Welcome to The Sering Family Home Page. The family's origins are thought to be French, probably in the area of present day Belgium near the city of Liege. From "Sare, Seryoen, Syron, Searing; Their Wills, Deeds And Ways" by Carolyn Syron Valentine, Washington, D.C. - 1925: "De Readt names first, Sare, to whom an old, old coat-of-arms is credited. Under Saren, he says 'see Sare' . . . of which Saren is probably the plural form." "De Course Celles, a French Heraldric writer, starts in 1060 with a Suran, who stands alone until nearly 500 years have passed, when in 1509, he introduces Jean Sarron." "Theodricus Seraing . . . is called Dominus, or Lord of Seraing, and he had the right to bear a shield with six fleur-de-lis. He supported his overlord in battle with eight knights and twenty-two squires in the dim year 1378." "Thierry, Seigneur of Sereyn or Syreyn, described as 'One of the Chiefs of the Brabanconne Army', was taken prisoner, with many of his compatriots, at Basweiler. In 1374, he was rated as of '9400 Mouton.' Thire, Sire of Seran, is the same as Thierry, while Jean Van Sereyne, under another Lord, is probably the same person as Here (Herr) Van Sereyn, of the azure shield. We read of him as Seraing, issue of Porsasant of Haneffe, who carried the arms of Haneffe, that is, an azure shield with silver fleur-de-lis."

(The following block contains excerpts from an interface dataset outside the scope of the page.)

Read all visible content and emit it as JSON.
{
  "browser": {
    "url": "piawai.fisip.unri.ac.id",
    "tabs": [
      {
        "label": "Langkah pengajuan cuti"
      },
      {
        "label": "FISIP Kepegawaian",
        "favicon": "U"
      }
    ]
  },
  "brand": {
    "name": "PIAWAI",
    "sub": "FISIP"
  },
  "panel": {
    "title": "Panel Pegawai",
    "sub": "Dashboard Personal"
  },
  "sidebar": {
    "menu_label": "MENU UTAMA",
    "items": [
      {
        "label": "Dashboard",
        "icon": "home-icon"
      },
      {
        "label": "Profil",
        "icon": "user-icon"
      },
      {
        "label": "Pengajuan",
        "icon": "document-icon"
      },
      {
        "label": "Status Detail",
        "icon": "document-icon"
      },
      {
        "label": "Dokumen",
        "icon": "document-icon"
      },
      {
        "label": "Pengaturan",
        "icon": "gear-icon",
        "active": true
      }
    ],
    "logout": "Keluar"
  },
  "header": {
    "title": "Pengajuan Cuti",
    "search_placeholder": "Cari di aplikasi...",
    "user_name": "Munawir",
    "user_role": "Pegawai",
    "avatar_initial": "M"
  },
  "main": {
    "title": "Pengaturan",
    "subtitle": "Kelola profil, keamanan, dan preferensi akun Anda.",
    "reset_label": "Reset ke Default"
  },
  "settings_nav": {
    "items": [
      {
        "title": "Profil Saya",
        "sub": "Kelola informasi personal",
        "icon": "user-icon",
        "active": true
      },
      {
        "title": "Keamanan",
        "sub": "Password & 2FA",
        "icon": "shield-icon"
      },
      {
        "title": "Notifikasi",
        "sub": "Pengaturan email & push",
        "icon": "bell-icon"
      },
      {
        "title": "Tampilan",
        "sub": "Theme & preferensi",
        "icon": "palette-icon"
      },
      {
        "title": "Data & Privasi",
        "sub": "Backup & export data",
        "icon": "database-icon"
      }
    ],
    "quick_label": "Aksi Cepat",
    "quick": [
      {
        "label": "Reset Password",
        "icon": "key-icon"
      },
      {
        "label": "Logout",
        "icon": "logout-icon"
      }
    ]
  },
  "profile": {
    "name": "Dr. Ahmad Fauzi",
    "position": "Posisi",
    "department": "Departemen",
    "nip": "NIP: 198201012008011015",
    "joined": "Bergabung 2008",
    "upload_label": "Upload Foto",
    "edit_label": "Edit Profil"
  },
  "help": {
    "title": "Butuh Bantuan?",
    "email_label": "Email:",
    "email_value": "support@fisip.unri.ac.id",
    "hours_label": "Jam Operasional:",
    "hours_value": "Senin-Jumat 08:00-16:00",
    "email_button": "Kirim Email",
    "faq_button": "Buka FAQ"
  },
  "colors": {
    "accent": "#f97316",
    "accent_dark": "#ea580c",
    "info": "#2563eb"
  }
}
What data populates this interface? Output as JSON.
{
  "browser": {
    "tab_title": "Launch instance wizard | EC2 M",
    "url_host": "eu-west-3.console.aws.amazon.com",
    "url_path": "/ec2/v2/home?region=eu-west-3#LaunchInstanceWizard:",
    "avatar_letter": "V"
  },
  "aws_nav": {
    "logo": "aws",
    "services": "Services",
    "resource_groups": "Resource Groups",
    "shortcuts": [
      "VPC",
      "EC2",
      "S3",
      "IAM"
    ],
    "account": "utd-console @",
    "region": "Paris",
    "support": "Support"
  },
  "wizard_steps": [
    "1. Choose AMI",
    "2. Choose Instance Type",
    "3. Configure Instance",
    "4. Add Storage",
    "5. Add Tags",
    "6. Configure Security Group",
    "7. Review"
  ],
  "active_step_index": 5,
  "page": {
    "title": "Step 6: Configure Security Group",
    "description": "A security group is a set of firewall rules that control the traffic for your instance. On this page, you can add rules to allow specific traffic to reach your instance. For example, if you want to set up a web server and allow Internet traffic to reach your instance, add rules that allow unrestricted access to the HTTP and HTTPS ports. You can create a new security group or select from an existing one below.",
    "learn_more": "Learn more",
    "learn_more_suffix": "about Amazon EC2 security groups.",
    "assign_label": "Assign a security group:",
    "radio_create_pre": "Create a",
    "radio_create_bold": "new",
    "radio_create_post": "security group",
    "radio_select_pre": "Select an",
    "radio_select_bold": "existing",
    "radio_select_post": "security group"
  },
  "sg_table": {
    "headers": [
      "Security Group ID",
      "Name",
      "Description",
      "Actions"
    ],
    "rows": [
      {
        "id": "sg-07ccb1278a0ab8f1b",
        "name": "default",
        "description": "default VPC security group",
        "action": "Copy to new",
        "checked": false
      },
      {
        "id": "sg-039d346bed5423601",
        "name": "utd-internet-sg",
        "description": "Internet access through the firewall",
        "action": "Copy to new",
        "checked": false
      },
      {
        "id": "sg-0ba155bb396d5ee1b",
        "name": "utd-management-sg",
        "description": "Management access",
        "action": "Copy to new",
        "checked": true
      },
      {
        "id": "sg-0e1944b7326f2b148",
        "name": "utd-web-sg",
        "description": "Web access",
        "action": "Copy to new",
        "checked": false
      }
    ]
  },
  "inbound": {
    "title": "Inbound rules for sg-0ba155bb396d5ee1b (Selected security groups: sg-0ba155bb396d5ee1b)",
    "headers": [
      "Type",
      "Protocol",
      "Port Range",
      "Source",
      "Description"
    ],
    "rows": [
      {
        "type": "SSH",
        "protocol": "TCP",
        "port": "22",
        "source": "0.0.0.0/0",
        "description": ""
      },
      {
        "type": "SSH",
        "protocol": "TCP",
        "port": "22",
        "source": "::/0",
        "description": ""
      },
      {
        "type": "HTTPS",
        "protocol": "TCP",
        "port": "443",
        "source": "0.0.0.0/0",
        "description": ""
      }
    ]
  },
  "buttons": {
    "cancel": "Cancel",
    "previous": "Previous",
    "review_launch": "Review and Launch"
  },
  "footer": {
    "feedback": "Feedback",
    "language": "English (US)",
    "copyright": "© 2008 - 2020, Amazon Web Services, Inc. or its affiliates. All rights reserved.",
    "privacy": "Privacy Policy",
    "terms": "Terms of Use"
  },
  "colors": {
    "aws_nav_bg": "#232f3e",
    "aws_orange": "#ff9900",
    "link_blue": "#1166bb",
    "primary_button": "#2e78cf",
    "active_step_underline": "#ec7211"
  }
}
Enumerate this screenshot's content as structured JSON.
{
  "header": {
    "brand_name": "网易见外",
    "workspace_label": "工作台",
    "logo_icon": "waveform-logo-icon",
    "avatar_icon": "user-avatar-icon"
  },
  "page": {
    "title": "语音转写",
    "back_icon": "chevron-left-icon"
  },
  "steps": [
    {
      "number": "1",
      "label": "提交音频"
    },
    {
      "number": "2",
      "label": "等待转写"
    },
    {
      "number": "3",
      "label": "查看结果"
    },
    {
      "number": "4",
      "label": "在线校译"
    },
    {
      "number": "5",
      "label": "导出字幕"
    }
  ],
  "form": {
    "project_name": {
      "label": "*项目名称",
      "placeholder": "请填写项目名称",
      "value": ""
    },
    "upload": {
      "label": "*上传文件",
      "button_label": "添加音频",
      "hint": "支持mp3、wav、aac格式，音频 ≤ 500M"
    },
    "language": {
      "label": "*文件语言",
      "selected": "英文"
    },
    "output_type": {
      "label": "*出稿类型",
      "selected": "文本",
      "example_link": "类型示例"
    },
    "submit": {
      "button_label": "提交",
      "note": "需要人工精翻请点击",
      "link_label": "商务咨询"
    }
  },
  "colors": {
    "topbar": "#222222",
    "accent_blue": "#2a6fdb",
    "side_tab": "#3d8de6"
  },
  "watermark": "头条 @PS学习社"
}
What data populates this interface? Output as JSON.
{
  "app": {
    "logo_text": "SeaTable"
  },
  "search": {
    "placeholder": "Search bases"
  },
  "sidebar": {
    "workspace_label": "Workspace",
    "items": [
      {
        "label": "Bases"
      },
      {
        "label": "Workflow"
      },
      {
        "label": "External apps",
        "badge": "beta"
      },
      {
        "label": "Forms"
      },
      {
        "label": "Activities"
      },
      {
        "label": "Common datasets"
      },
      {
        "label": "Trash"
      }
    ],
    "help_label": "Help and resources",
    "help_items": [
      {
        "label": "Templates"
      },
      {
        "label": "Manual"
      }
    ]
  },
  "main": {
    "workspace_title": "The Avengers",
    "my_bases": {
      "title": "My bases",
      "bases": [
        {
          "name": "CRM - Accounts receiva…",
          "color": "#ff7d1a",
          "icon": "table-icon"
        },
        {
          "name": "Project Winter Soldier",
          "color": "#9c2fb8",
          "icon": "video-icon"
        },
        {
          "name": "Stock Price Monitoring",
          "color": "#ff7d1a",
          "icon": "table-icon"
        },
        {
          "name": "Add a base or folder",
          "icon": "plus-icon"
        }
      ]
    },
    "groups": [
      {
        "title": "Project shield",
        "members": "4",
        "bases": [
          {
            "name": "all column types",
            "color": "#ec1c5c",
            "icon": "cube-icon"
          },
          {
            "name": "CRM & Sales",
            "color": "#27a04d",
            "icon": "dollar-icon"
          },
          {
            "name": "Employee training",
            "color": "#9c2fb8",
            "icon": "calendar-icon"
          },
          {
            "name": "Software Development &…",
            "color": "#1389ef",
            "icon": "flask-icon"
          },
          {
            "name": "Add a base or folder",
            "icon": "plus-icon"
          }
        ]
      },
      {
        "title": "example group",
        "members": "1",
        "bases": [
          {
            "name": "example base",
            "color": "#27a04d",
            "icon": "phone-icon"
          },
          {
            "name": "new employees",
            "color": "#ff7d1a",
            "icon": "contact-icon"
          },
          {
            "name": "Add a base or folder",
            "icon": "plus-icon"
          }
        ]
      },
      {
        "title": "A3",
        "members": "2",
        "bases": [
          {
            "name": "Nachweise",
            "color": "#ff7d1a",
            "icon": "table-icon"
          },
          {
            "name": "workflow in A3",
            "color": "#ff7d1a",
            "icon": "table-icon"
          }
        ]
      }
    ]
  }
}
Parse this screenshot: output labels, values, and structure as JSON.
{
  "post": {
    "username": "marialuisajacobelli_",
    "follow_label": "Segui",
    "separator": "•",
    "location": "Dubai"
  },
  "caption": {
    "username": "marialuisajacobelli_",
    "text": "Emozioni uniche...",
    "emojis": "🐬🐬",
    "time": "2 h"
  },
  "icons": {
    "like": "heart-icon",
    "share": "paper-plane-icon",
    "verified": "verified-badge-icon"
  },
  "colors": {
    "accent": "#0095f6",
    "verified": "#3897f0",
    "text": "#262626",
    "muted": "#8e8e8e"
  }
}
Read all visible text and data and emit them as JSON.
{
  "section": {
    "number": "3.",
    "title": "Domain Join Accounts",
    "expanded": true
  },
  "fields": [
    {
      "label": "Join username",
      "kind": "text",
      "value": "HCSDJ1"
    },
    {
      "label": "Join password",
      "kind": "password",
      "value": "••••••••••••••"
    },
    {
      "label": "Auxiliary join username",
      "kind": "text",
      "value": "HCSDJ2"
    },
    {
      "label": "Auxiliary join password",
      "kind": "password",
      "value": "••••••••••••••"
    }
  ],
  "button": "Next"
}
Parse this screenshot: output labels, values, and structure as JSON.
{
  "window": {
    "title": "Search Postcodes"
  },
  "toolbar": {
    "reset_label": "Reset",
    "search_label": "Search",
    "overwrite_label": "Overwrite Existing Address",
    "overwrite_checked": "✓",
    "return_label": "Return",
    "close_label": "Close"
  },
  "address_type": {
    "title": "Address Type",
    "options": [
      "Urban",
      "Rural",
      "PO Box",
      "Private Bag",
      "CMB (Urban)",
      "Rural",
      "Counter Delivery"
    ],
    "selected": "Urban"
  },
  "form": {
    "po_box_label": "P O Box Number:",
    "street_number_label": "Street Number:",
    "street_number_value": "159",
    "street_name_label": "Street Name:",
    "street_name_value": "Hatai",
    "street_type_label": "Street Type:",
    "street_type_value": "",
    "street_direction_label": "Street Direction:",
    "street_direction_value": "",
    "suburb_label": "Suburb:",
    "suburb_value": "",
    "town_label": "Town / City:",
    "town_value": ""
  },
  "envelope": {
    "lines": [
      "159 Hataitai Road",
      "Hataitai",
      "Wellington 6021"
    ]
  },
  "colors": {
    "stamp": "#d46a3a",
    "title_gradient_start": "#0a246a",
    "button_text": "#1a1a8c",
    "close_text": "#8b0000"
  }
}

"Jean Van Seyreyn, prisoner of war, was rated at 250 Moutons, also in 1374." "In 1440 it is Jean De Seraing who is listed as a squire and also as Bishop of Liege. Quentin . . . seems to hint that the Family had been static for a time in St. Quentin some scores of miles farther west. Quentin's arms: three stars and a griffin. He held the Abbaye of St. Bar. Seraing of the Province of Liege, carried the same arms, it is stated, as Libiellon, one of the Serons. To one of the Liege groups belonged arms showing a crimson field sown with fleur-de-lis, with a crimson, green and gold combination added." "Seraingchamp (meaning simply the Field of Seraing), also of Liege bore on a silver field a band of crimson charged with three fleur-de-nephir, with four golden jumelles. The casque was crowned. There was a sable fiqure, together with three ostrich plumes, one of crimson, between two of silver, an elaborate and beautiful ducal bearing, which seems to indicate nearness to the throne. An old, old coat-of-arms is credited by De Raadt (De Readt?) to that Ghislain Van Der Sare - sable with a horizontal band of silver and a five-pointed charge." "Gauthier De Seron, Alderman and Censeur (tax receiver) was a Magistrate at Hollogne Sur Geer. 1546-1549 Herr Gauthier was also Censeur for the Church of St. John the Evangelist, at Liege, near this period."
From Patia Havens L'Hommedieu's work "The Searings of Connecticut Farms, New Jersey": "In 1557, one Michael or Mighiel Sereo, it is said in the census, `hath been of continewance in London ten years.' That is he arrived in 1547. He is there named as a Frenchman, a sailmaker, a denison. His wife `Francis' - perhaps Francise - and daughters Ellen and Debora are given, `with four servants,' who may have been apprentices, at least the men. They were Gillam Powell, Edward Mathews, and Henry Townsend, with Anne Smyth. The family went to the French Church in London and lived at St. Brydge, in the suburbs of London."
From "Sare, Seryoen, Syron, Searing; Their Wills, Deeds And Ways" by Carolyn Syron Valentine, Washington, D.C. - 1925: "The Michael Sero linking record, so long sought, is very clear in statement. Although dates are not so full as we could wish, it carries the certainty of a Jersey Isle connection for this group, and explains why Michael did not get his naturalization papers early. It also shows him born in 1702 (1502?), which means that there were at least two Michael Seros, or Sarres." "This record reads: 'Michael Tharon, aged 42 years, being a good carver. In doubt whether born in Jersey or France. Wherefore desires to be made a free denizen. In Engl